So. Kiki is back. All of the Irregulars are now 14 years old (except for Iris, of course, who is 11). We start the story with a bunch of animal releases in NYC and giant squirrel murals painted around town. The press immediately blames Kiki, but Annanka knows better...Kiki can't even draw!
The main meat of the story is Oona's this time. Oona has been keeping a secret from the other Irregulars. She's not an orphan like they all had thought. Oona knows her dad. He's none other than Lester Liu - crime boss and smuggler. Lester was never interested in having a daughter so he left Oona with some women from one of his sweatshops. All of a sudden, Lester is taking an interest in Oona...and her band of friends. He says he's gone legit. He says that he wants to be a philanthropist. He says he wants Oona in his life. And Daddy's also sending gifts...in the form of diamonds and designer clothes. It seems that he might just know his daughter afterall.
What do the other girls think of Oona's budding relationship with her dad? Can you say "traitor"?
Another adventure filled with twists and turns, NYC geography and history, wonky families, and girl power! The Irregulars are older now, and the problems get more sophisticated as well. To be honest, this was a bit of a slow starter for me. I was tripping over some language at the beginning. But once the story got into full swing, I was hooked once more! (Stayed up til 3:00 a.m. just to finish!)
I'm looking forward to the next installment! And I think these books would make an EXCELLENT movie. Can you imagine?
Sunday, July 01, 2007
I picked up this gem of a book at BEA this spring.
Floss, a.k.a. Flora, is having a birthday. When she wakes up, her mum, step-dad Steve, and half-brother Tiger (a.k.a. Tim) are in her room, giving her gifts. She gets five gifts, all wrapped in lovely pink and silver paper. Her mum always makes things look so nice. "Hurry up", she is told. Floss receives an outfit (a pair of jeans and a pink top with a koala on it), blue trainers with pink laces, gel pens and stationery, a pink trolley style suitcase, and a cuddly animal (kangaroo with a joey). Sense a theme?
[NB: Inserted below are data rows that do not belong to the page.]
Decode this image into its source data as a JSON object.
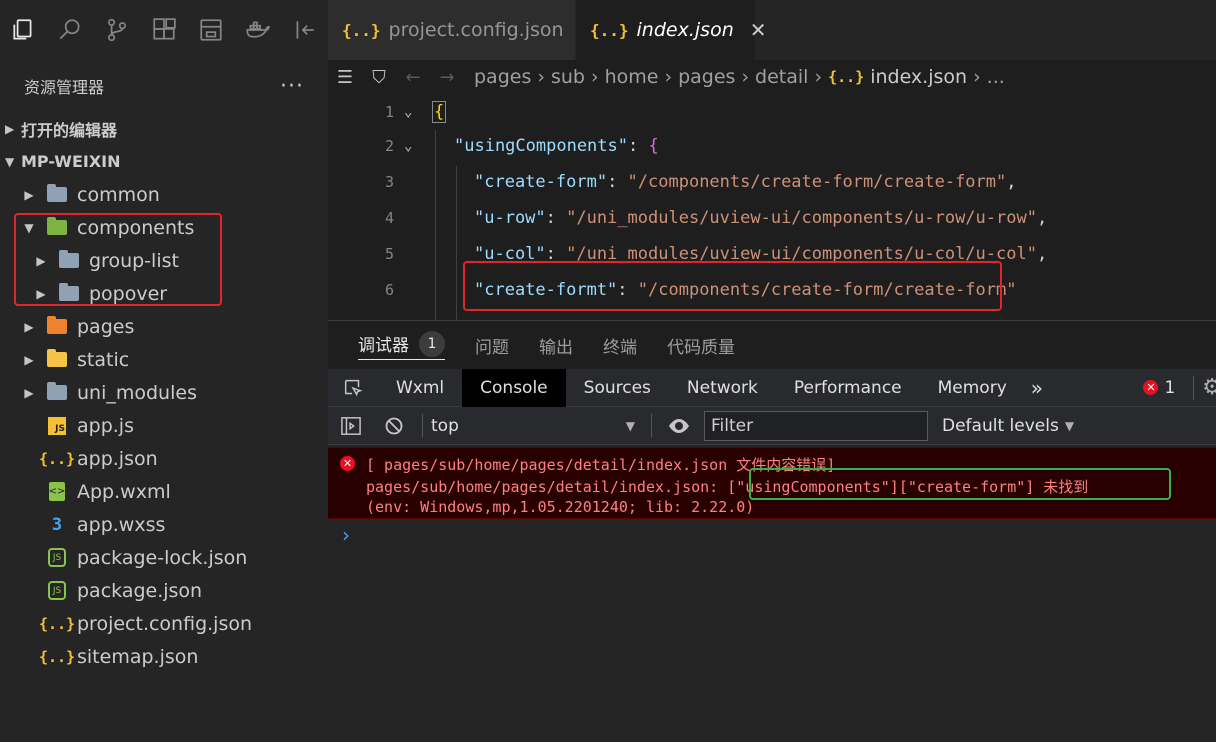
{
  "sidebar": {
    "title": "资源管理器",
    "more": "···",
    "open_editors": "打开的编辑器",
    "workspace": "MP-WEIXIN",
    "tree": [
      {
        "label": "common"
      },
      {
        "label": "components"
      },
      {
        "label": "group-list"
      },
      {
        "label": "popover"
      },
      {
        "label": "pages"
      },
      {
        "label": "static"
      },
      {
        "label": "uni_modules"
      },
      {
        "label": "app.js"
      },
      {
        "label": "app.json"
      },
      {
        "label": "App.wxml"
      },
      {
        "label": "app.wxss"
      },
      {
        "label": "package-lock.json"
      },
      {
        "label": "package.json"
      },
      {
        "label": "project.config.json"
      },
      {
        "label": "sitemap.json"
      }
    ]
  },
  "tabs": [
    {
      "label": "project.config.json",
      "icon": "{..}"
    },
    {
      "label": "index.json",
      "icon": "{..}",
      "close": "✕"
    }
  ],
  "breadcrumb": {
    "parts": [
      "pages",
      "sub",
      "home",
      "pages",
      "detail"
    ],
    "file": "index.json",
    "file_icon": "{..}",
    "tail": "..."
  },
  "editor": {
    "lines": [
      {
        "n": "1"
      },
      {
        "n": "2",
        "key": "\"usingComponents\""
      },
      {
        "n": "3",
        "key": "\"create-form\"",
        "val": "\"/components/create-form/create-form\""
      },
      {
        "n": "4",
        "key": "\"u-row\"",
        "val": "\"/uni_modules/uview-ui/components/u-row/u-row\""
      },
      {
        "n": "5",
        "key": "\"u-col\"",
        "val": "\"/uni_modules/uview-ui/components/u-col/u-col\""
      },
      {
        "n": "6",
        "key": "\"create-formt\"",
        "val": "\"/components/create-form/create-form\""
      }
    ]
  },
  "panel": {
    "tabs": [
      "调试器",
      "问题",
      "输出",
      "终端",
      "代码质量"
    ],
    "badge": "1"
  },
  "devtools": {
    "tabs": [
      "Wxml",
      "Console",
      "Sources",
      "Network",
      "Performance",
      "Memory"
    ],
    "more": "»",
    "error_count": "1",
    "context": "top",
    "filter_placeholder": "Filter",
    "levels": "Default levels"
  },
  "console": {
    "error_line1": "[ pages/sub/home/pages/detail/index.json 文件内容错误]",
    "error_line2a": "pages/sub/home/pages/detail/index.json: ",
    "error_line2b": "[\"usingComponents\"][\"create-form\"] 未找到",
    "error_line3": "(env: Windows,mp,1.05.2201240; lib: 2.22.0)",
    "prompt": "›"
  },
  "colors": {
    "error_text": "#ff8080",
    "highlight_red": "#e0262a",
    "highlight_green": "#3cb043"
  }
}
Then Floss' mum drops the bombshell. They are moving to Sydney, Australia for Steve's new job.
The full impact takes a moment to hit Floss. What about her dad? She sees him on weekends and helps out at his greasy spoon cafe. He may not be as successful as Steve, but in Floss' eyes, he can do no wrong. But mum insists that Floss come to Australia, and she even makes Floss do the deed of telling dad about the move.
At the same time, she can feel her best friend Rhiannon pulling away. Rhiannon's not very nice, but Floss desperately wants to remain best friends. Even when Rhiannon is so mean to Susan Potts who seems pretty interesting to Floss.
What follows is a story of parents who don't always do the best thing, friends who aren't so friendly, chip butties, and believing in oneself.
Jacqueline Wilson is such a great writer for tweens. She really gets that stuck feeling that so many kids have. Her characters are authentic, and the story flows along effortlessly.
A fun summer read!